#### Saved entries
------------------------------------------------

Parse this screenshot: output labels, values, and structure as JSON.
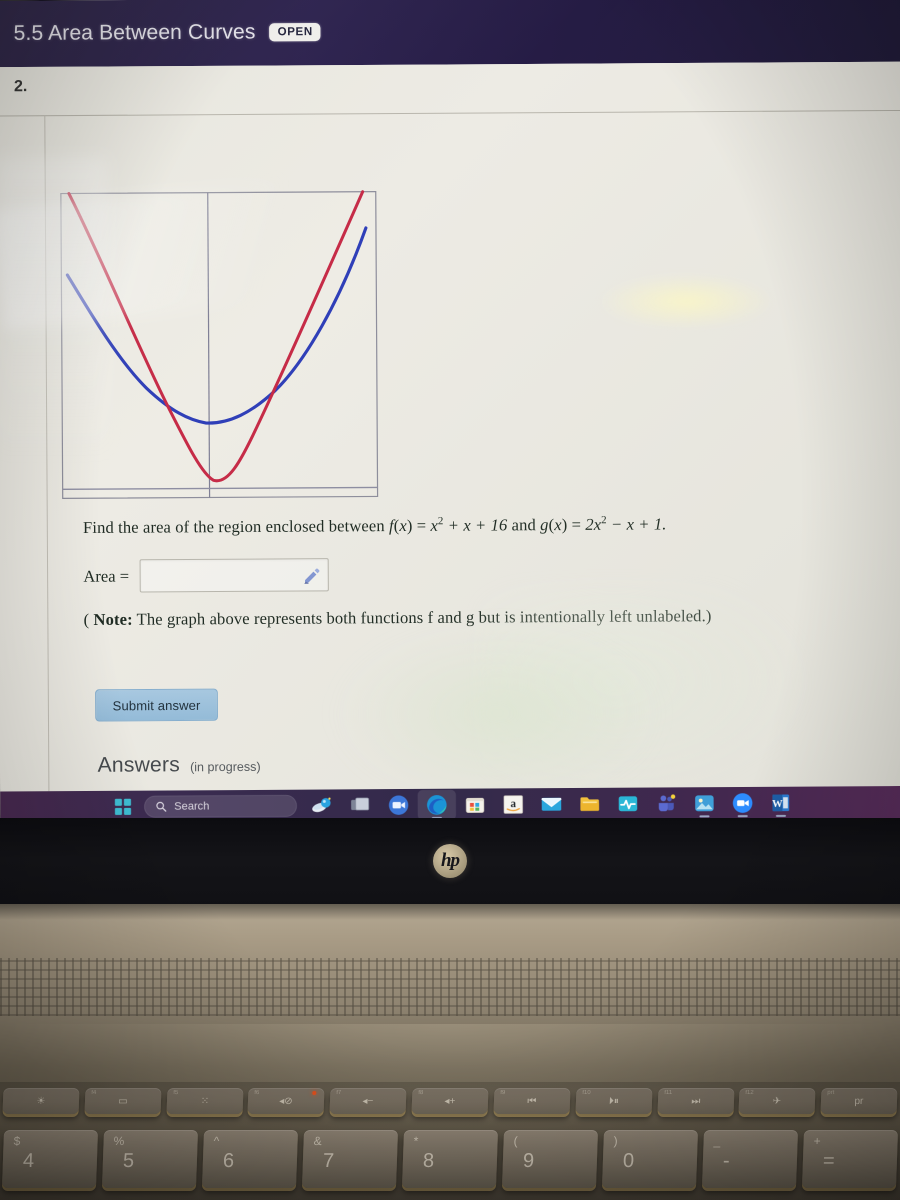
{
  "header": {
    "title": "5.5 Area Between Curves",
    "badge": "OPEN"
  },
  "problem": {
    "number": "2.",
    "prompt_plain": "Find the area of the region enclosed between f(x) = x² + x + 16 and g(x) = 2x² − x + 1.",
    "prompt_lead": "Find the area of the region enclosed between ",
    "f_name": "f",
    "f_open": "(",
    "f_var": "x",
    "f_close": ")",
    "f_eq": " = ",
    "f_body_base": "x",
    "f_body_exp": "2",
    "f_body_rest": " + x + 16",
    "conj": " and ",
    "g_name": "g",
    "g_body_coeff": "2x",
    "g_body_exp": "2",
    "g_body_rest": " − x + 1.",
    "area_label": "Area =",
    "answer_value": "",
    "answer_placeholder": "",
    "note_open": "( ",
    "note_bold": "Note:",
    "note_text": " The graph above represents both functions f and g but is intentionally left unlabeled.)",
    "submit_label": "Submit answer"
  },
  "answers_section": {
    "title": "Answers",
    "status": "(in progress)"
  },
  "chart_data": {
    "type": "line",
    "title": "",
    "xlabel": "",
    "ylabel": "",
    "xlim": [
      -6.2,
      6.2
    ],
    "ylim": [
      -2,
      60
    ],
    "grid": false,
    "axes": {
      "x_axis_visible": true,
      "y_axis_visible": true,
      "border": true
    },
    "legend": "none",
    "series": [
      {
        "name": "f(x) = x^2 + x + 16",
        "color": "#2f3fb8",
        "equation": "x^2 + x + 16",
        "x": [
          -6,
          -5,
          -4,
          -3,
          -2,
          -1,
          0,
          1,
          2,
          3,
          4,
          5,
          6
        ],
        "y": [
          46,
          36,
          28,
          22,
          18,
          16,
          16,
          18,
          22,
          28,
          36,
          46,
          58
        ]
      },
      {
        "name": "g(x) = 2x^2 - x + 1",
        "color": "#c62b47",
        "equation": "2x^2 - x + 1",
        "x": [
          -6,
          -5,
          -4,
          -3,
          -2,
          -1,
          0,
          1,
          2,
          3,
          4,
          5,
          6
        ],
        "y": [
          79,
          56,
          37,
          22,
          11,
          4,
          1,
          2,
          7,
          16,
          29,
          46,
          67
        ]
      }
    ],
    "intersections": [
      {
        "x": -3,
        "y": 22
      },
      {
        "x": 5,
        "y": 46
      }
    ]
  },
  "taskbar": {
    "start_label": "Start",
    "search_placeholder": "Search",
    "items": [
      {
        "name": "start-button",
        "icon": "windows-logo-icon",
        "label": "Start"
      },
      {
        "name": "search-box",
        "icon": "search-icon",
        "label": "Search"
      },
      {
        "name": "copilot",
        "icon": "copilot-icon",
        "label": "Copilot"
      },
      {
        "name": "task-view",
        "icon": "task-view-icon",
        "label": "Task View"
      },
      {
        "name": "camera",
        "icon": "camera-icon",
        "label": "Camera"
      },
      {
        "name": "edge",
        "icon": "edge-browser-icon",
        "label": "Microsoft Edge",
        "active": true
      },
      {
        "name": "store",
        "icon": "microsoft-store-icon",
        "label": "Microsoft Store"
      },
      {
        "name": "amazon",
        "icon": "amazon-icon",
        "label": "Amazon"
      },
      {
        "name": "mail",
        "icon": "mail-icon",
        "label": "Mail"
      },
      {
        "name": "file-explorer",
        "icon": "file-explorer-icon",
        "label": "File Explorer"
      },
      {
        "name": "pulse-app",
        "icon": "pulse-icon",
        "label": "Pulse"
      },
      {
        "name": "teams",
        "icon": "teams-icon",
        "label": "Microsoft Teams",
        "active": true
      },
      {
        "name": "photos",
        "icon": "photos-icon",
        "label": "Photos",
        "active": true
      },
      {
        "name": "zoom",
        "icon": "zoom-icon",
        "label": "Zoom",
        "active": true
      },
      {
        "name": "word",
        "icon": "word-icon",
        "label": "Microsoft Word",
        "active": true
      }
    ]
  },
  "laptop": {
    "brand": "hp"
  },
  "keyboard": {
    "function_keys": [
      {
        "sup": "",
        "glyph": "☀"
      },
      {
        "sup": "f4",
        "glyph": "▭"
      },
      {
        "sup": "f5",
        "glyph": "⁙"
      },
      {
        "sup": "f6",
        "glyph": "◂⊘",
        "led": true
      },
      {
        "sup": "f7",
        "glyph": "◂−"
      },
      {
        "sup": "f8",
        "glyph": "◂+"
      },
      {
        "sup": "f9",
        "glyph": "⏮"
      },
      {
        "sup": "f10",
        "glyph": "⏵⏸"
      },
      {
        "sup": "f11",
        "glyph": "⏭"
      },
      {
        "sup": "f12",
        "glyph": "✈"
      },
      {
        "sup": "prt",
        "glyph": "pr"
      }
    ],
    "number_keys": [
      {
        "top": "$",
        "main": "4"
      },
      {
        "top": "%",
        "main": "5"
      },
      {
        "top": "^",
        "main": "6"
      },
      {
        "top": "&",
        "main": "7"
      },
      {
        "top": "*",
        "main": "8"
      },
      {
        "top": "(",
        "main": "9"
      },
      {
        "top": ")",
        "main": "0"
      },
      {
        "top": "_",
        "main": "-"
      },
      {
        "top": "+",
        "main": "="
      }
    ]
  },
  "colors": {
    "header_bg": "#241a3f",
    "curve_f": "#2f3fb8",
    "curve_g": "#c62b47",
    "submit_bg": "#98c0dc",
    "taskbar_bg": "#3a2b50",
    "page_bg": "#edebe4"
  }
}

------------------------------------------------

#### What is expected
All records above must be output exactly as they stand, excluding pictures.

#### Output below
Parse this screenshot: output labels, values, and structure as JSON.
{
  "header": {
    "title": "5.5 Area Between Curves",
    "badge": "OPEN"
  },
  "problem": {
    "number": "2.",
    "prompt_plain": "Find the area of the region enclosed between f(x) = x² + x + 16 and g(x) = 2x² − x + 1.",
    "prompt_lead": "Find the area of the region enclosed between ",
    "f_name": "f",
    "f_open": "(",
    "f_var": "x",
    "f_close": ")",
    "f_eq": " = ",
    "f_body_base": "x",
    "f_body_exp": "2",
    "f_body_rest": " + x + 16",
    "conj": " and ",
    "g_name": "g",
    "g_body_coeff": "2x",
    "g_body_exp": "2",
    "g_body_rest": " − x + 1.",
    "area_label": "Area =",
    "answer_value": "",
    "answer_placeholder": "",
    "note_open": "( ",
    "note_bold": "Note:",
    "note_text": " The graph above represents both functions f and g but is intentionally left unlabeled.)",
    "submit_label": "Submit answer"
  },
  "answers_section": {
    "title": "Answers",
    "status": "(in progress)"
  },
  "chart_data": {
    "type": "line",
    "title": "",
    "xlabel": "",
    "ylabel": "",
    "xlim": [
      -6.2,
      6.2
    ],
    "ylim": [
      -2,
      60
    ],
    "grid": false,
    "axes": {
      "x_axis_visible": true,
      "y_axis_visible": true,
      "border": true
    },
    "legend": "none",
    "series": [
      {
        "name": "f(x) = x^2 + x + 16",
        "color": "#2f3fb8",
        "equation": "x^2 + x + 16",
        "x": [
          -6,
          -5,
          -4,
          -3,
          -2,
          -1,
          0,
          1,
          2,
          3,
          4,
          5,
          6
        ],
        "y": [
          46,
          36,
          28,
          22,
          18,
          16,
          16,
          18,
          22,
          28,
          36,
          46,
          58
        ]
      },
      {
        "name": "g(x) = 2x^2 - x + 1",
        "color": "#c62b47",
        "equation": "2x^2 - x + 1",
        "x": [
          -6,
          -5,
          -4,
          -3,
          -2,
          -1,
          0,
          1,
          2,
          3,
          4,
          5,
          6
        ],
        "y": [
          79,
          56,
          37,
          22,
          11,
          4,
          1,
          2,
          7,
          16,
          29,
          46,
          67
        ]
      }
    ],
    "intersections": [
      {
        "x": -3,
        "y": 22
      },
      {
        "x": 5,
        "y": 46
      }
    ]
  },
  "taskbar": {
    "start_label": "Start",
    "search_placeholder": "Search",
    "items": [
      {
        "name": "start-button",
        "icon": "windows-logo-icon",
        "label": "Start"
      },
      {
        "name": "search-box",
        "icon": "search-icon",
        "label": "Search"
      },
      {
        "name": "copilot",
        "icon": "copilot-icon",
        "label": "Copilot"
      },
      {
        "name": "task-view",
        "icon": "task-view-icon",
        "label": "Task View"
      },
      {
        "name": "camera",
        "icon": "camera-icon",
        "label": "Camera"
      },
      {
        "name": "edge",
        "icon": "edge-browser-icon",
        "label": "Microsoft Edge",
        "active": true
      },
      {
        "name": "store",
        "icon": "microsoft-store-icon",
        "label": "Microsoft Store"
      },
      {
        "name": "amazon",
        "icon": "amazon-icon",
        "label": "Amazon"
      },
      {
        "name": "mail",
        "icon": "mail-icon",
        "label": "Mail"
      },
      {
        "name": "file-explorer",
        "icon": "file-explorer-icon",
        "label": "File Explorer"
      },
      {
        "name": "pulse-app",
        "icon": "pulse-icon",
        "label": "Pulse"
      },
      {
        "name": "teams",
        "icon": "teams-icon",
        "label": "Microsoft Teams",
        "active": true
      },
      {
        "name": "photos",
        "icon": "photos-icon",
        "label": "Photos",
        "active": true
      },
      {
        "name": "zoom",
        "icon": "zoom-icon",
        "label": "Zoom",
        "active": true
      },
      {
        "name": "word",
        "icon": "word-icon",
        "label": "Microsoft Word",
        "active": true
      }
    ]
  },
  "laptop": {
    "brand": "hp"
  },
  "keyboard": {
    "function_keys": [
      {
        "sup": "",
        "glyph": "☀"
      },
      {
        "sup": "f4",
        "glyph": "▭"
      },
      {
        "sup": "f5",
        "glyph": "⁙"
      },
      {
        "sup": "f6",
        "glyph": "◂⊘",
        "led": true
      },
      {
        "sup": "f7",
        "glyph": "◂−"
      },
      {
        "sup": "f8",
        "glyph": "◂+"
      },
      {
        "sup": "f9",
        "glyph": "⏮"
      },
      {
        "sup": "f10",
        "glyph": "⏵⏸"
      },
      {
        "sup": "f11",
        "glyph": "⏭"
      },
      {
        "sup": "f12",
        "glyph": "✈"
      },
      {
        "sup": "prt",
        "glyph": "pr"
      }
    ],
    "number_keys": [
      {
        "top": "$",
        "main": "4"
      },
      {
        "top": "%",
        "main": "5"
      },
      {
        "top": "^",
        "main": "6"
      },
      {
        "top": "&",
        "main": "7"
      },
      {
        "top": "*",
        "main": "8"
      },
      {
        "top": "(",
        "main": "9"
      },
      {
        "top": ")",
        "main": "0"
      },
      {
        "top": "_",
        "main": "-"
      },
      {
        "top": "+",
        "main": "="
      }
    ]
  },
  "colors": {
    "header_bg": "#241a3f",
    "curve_f": "#2f3fb8",
    "curve_g": "#c62b47",
    "submit_bg": "#98c0dc",
    "taskbar_bg": "#3a2b50",
    "page_bg": "#edebe4"
  }
}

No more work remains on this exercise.